Element data from apps and pages
━━━━━━━━━━━━━━━━━━━━━━━━━━━━━━

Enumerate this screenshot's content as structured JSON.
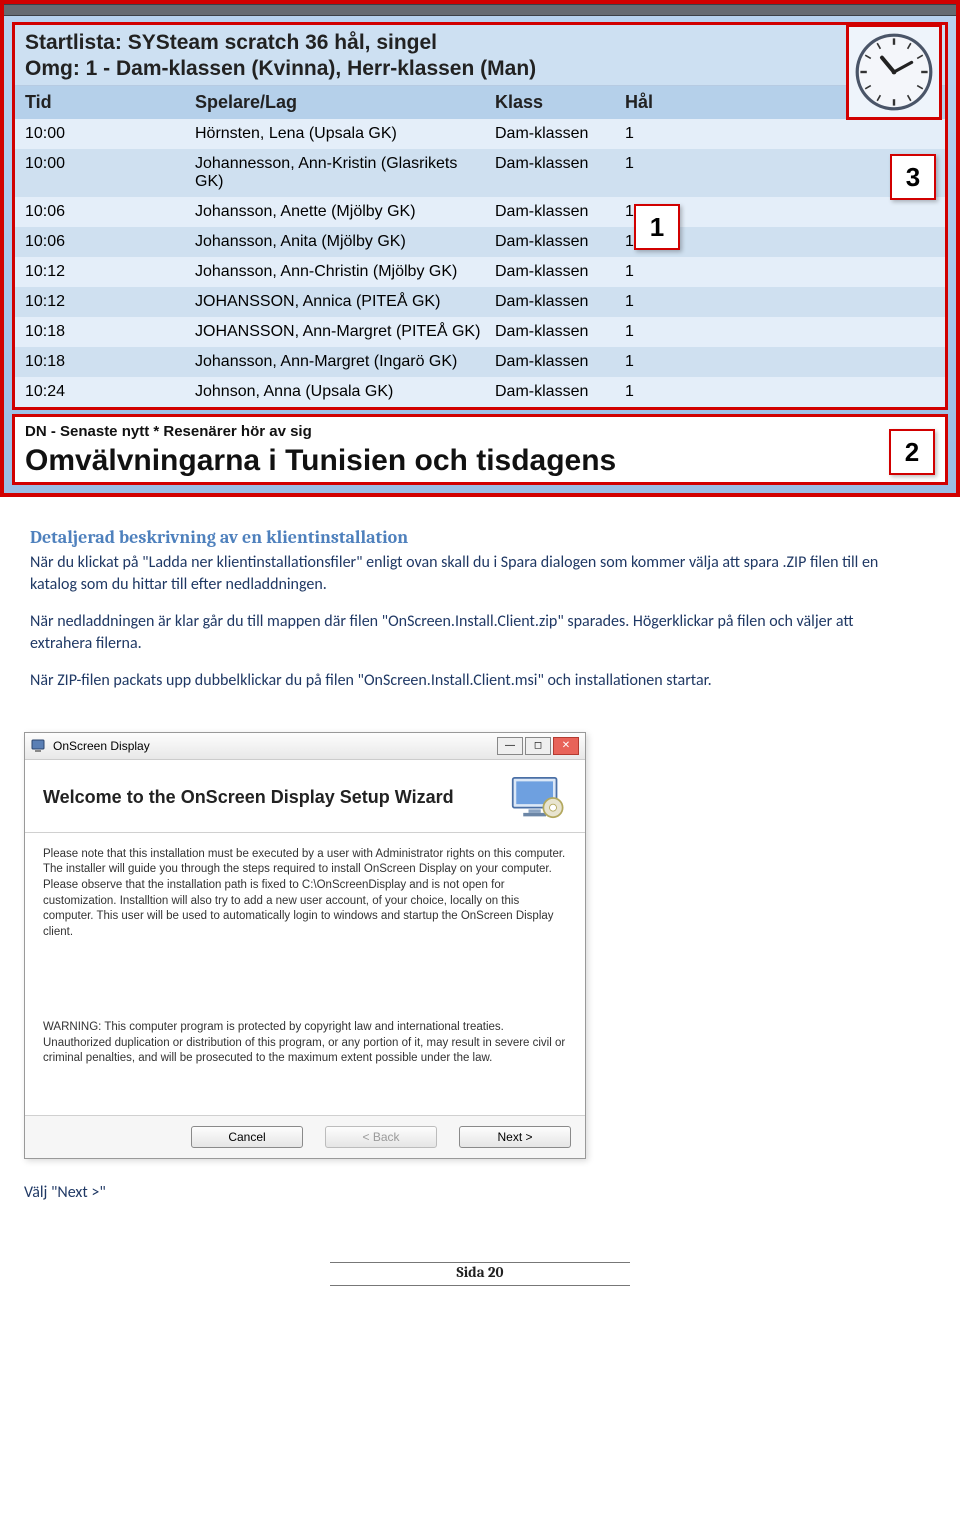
{
  "screenshot1": {
    "header_line1": "Startlista: SYSteam scratch 36 hål, singel",
    "header_line2": "Omg: 1 - Dam-klassen (Kvinna), Herr-klassen (Man)",
    "columns": {
      "tid": "Tid",
      "spelare": "Spelare/Lag",
      "klass": "Klass",
      "hal": "Hål"
    },
    "rows": [
      {
        "tid": "10:00",
        "spelare": "Hörnsten, Lena (Upsala GK)",
        "klass": "Dam-klassen",
        "hal": "1"
      },
      {
        "tid": "10:00",
        "spelare": "Johannesson, Ann-Kristin (Glasrikets GK)",
        "klass": "Dam-klassen",
        "hal": "1"
      },
      {
        "tid": "10:06",
        "spelare": "Johansson, Anette (Mjölby GK)",
        "klass": "Dam-klassen",
        "hal": "1"
      },
      {
        "tid": "10:06",
        "spelare": "Johansson, Anita (Mjölby GK)",
        "klass": "Dam-klassen",
        "hal": "1"
      },
      {
        "tid": "10:12",
        "spelare": "Johansson, Ann-Christin (Mjölby GK)",
        "klass": "Dam-klassen",
        "hal": "1"
      },
      {
        "tid": "10:12",
        "spelare": "JOHANSSON, Annica (PITEÅ GK)",
        "klass": "Dam-klassen",
        "hal": "1"
      },
      {
        "tid": "10:18",
        "spelare": "JOHANSSON, Ann-Margret (PITEÅ GK)",
        "klass": "Dam-klassen",
        "hal": "1"
      },
      {
        "tid": "10:18",
        "spelare": "Johansson, Ann-Margret (Ingarö GK)",
        "klass": "Dam-klassen",
        "hal": "1"
      },
      {
        "tid": "10:24",
        "spelare": "Johnson, Anna (Upsala GK)",
        "klass": "Dam-klassen",
        "hal": "1"
      }
    ],
    "callouts": {
      "c1": "1",
      "c2": "2",
      "c3": "3"
    },
    "ticker_top": "DN - Senaste nytt * Resenärer hör av sig",
    "ticker_headline": "Omvälvningarna i Tunisien och tisdagens"
  },
  "article": {
    "heading": "Detaljerad beskrivning av en klientinstallation",
    "p1": "När du klickat på \"Ladda ner klientinstallationsfiler\" enligt ovan skall du i Spara dialogen som kommer välja att spara .ZIP filen till en katalog som du hittar till efter nedladdningen.",
    "p2": "När nedladdningen är klar går du till mappen där filen \"OnScreen.Install.Client.zip\" sparades. Högerklickar på filen och väljer att extrahera filerna.",
    "p3": "När ZIP-filen packats upp dubbelklickar du på filen \"OnScreen.Install.Client.msi\" och installationen startar.",
    "after_installer": "Välj \"Next >\""
  },
  "installer": {
    "window_title": "OnScreen Display",
    "heading": "Welcome to the OnScreen Display Setup Wizard",
    "body1": "Please note that this installation must be executed by a user with Administrator rights on this computer. The installer will guide you through the steps required to install OnScreen Display on your computer. Please observe that the installation path is fixed to C:\\OnScreenDisplay and is not open for customization. Installtion will also try to add a new user account, of your choice, locally on this computer. This user will be used to automatically login to windows and startup the OnScreen Display client.",
    "body2": "WARNING: This computer program is protected by copyright law and international treaties. Unauthorized duplication or distribution of this program, or any portion of it, may result in severe civil or criminal penalties, and will be prosecuted to the maximum extent possible under the law.",
    "buttons": {
      "cancel": "Cancel",
      "back": "< Back",
      "next": "Next >"
    }
  },
  "footer": "Sida 20"
}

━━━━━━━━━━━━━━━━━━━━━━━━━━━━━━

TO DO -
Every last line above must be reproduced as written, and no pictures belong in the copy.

REPLY -
Enumerate this screenshot's content as structured JSON.
{
  "screenshot1": {
    "header_line1": "Startlista: SYSteam scratch 36 hål, singel",
    "header_line2": "Omg: 1 - Dam-klassen (Kvinna), Herr-klassen (Man)",
    "columns": {
      "tid": "Tid",
      "spelare": "Spelare/Lag",
      "klass": "Klass",
      "hal": "Hål"
    },
    "rows": [
      {
        "tid": "10:00",
        "spelare": "Hörnsten, Lena (Upsala GK)",
        "klass": "Dam-klassen",
        "hal": "1"
      },
      {
        "tid": "10:00",
        "spelare": "Johannesson, Ann-Kristin (Glasrikets GK)",
        "klass": "Dam-klassen",
        "hal": "1"
      },
      {
        "tid": "10:06",
        "spelare": "Johansson, Anette (Mjölby GK)",
        "klass": "Dam-klassen",
        "hal": "1"
      },
      {
        "tid": "10:06",
        "spelare": "Johansson, Anita (Mjölby GK)",
        "klass": "Dam-klassen",
        "hal": "1"
      },
      {
        "tid": "10:12",
        "spelare": "Johansson, Ann-Christin (Mjölby GK)",
        "klass": "Dam-klassen",
        "hal": "1"
      },
      {
        "tid": "10:12",
        "spelare": "JOHANSSON, Annica (PITEÅ GK)",
        "klass": "Dam-klassen",
        "hal": "1"
      },
      {
        "tid": "10:18",
        "spelare": "JOHANSSON, Ann-Margret (PITEÅ GK)",
        "klass": "Dam-klassen",
        "hal": "1"
      },
      {
        "tid": "10:18",
        "spelare": "Johansson, Ann-Margret (Ingarö GK)",
        "klass": "Dam-klassen",
        "hal": "1"
      },
      {
        "tid": "10:24",
        "spelare": "Johnson, Anna (Upsala GK)",
        "klass": "Dam-klassen",
        "hal": "1"
      }
    ],
    "callouts": {
      "c1": "1",
      "c2": "2",
      "c3": "3"
    },
    "ticker_top": "DN - Senaste nytt * Resenärer hör av sig",
    "ticker_headline": "Omvälvningarna i Tunisien och tisdagens"
  },
  "article": {
    "heading": "Detaljerad beskrivning av en klientinstallation",
    "p1": "När du klickat på \"Ladda ner klientinstallationsfiler\" enligt ovan skall du i Spara dialogen som kommer välja att spara .ZIP filen till en katalog som du hittar till efter nedladdningen.",
    "p2": "När nedladdningen är klar går du till mappen där filen \"OnScreen.Install.Client.zip\" sparades. Högerklickar på filen och väljer att extrahera filerna.",
    "p3": "När ZIP-filen packats upp dubbelklickar du på filen \"OnScreen.Install.Client.msi\" och installationen startar.",
    "after_installer": "Välj \"Next >\""
  },
  "installer": {
    "window_title": "OnScreen Display",
    "heading": "Welcome to the OnScreen Display Setup Wizard",
    "body1": "Please note that this installation must be executed by a user with Administrator rights on this computer. The installer will guide you through the steps required to install OnScreen Display on your computer. Please observe that the installation path is fixed to C:\\OnScreenDisplay and is not open for customization. Installtion will also try to add a new user account, of your choice, locally on this computer. This user will be used to automatically login to windows and startup the OnScreen Display client.",
    "body2": "WARNING: This computer program is protected by copyright law and international treaties. Unauthorized duplication or distribution of this program, or any portion of it, may result in severe civil or criminal penalties, and will be prosecuted to the maximum extent possible under the law.",
    "buttons": {
      "cancel": "Cancel",
      "back": "< Back",
      "next": "Next >"
    }
  },
  "footer": "Sida 20"
}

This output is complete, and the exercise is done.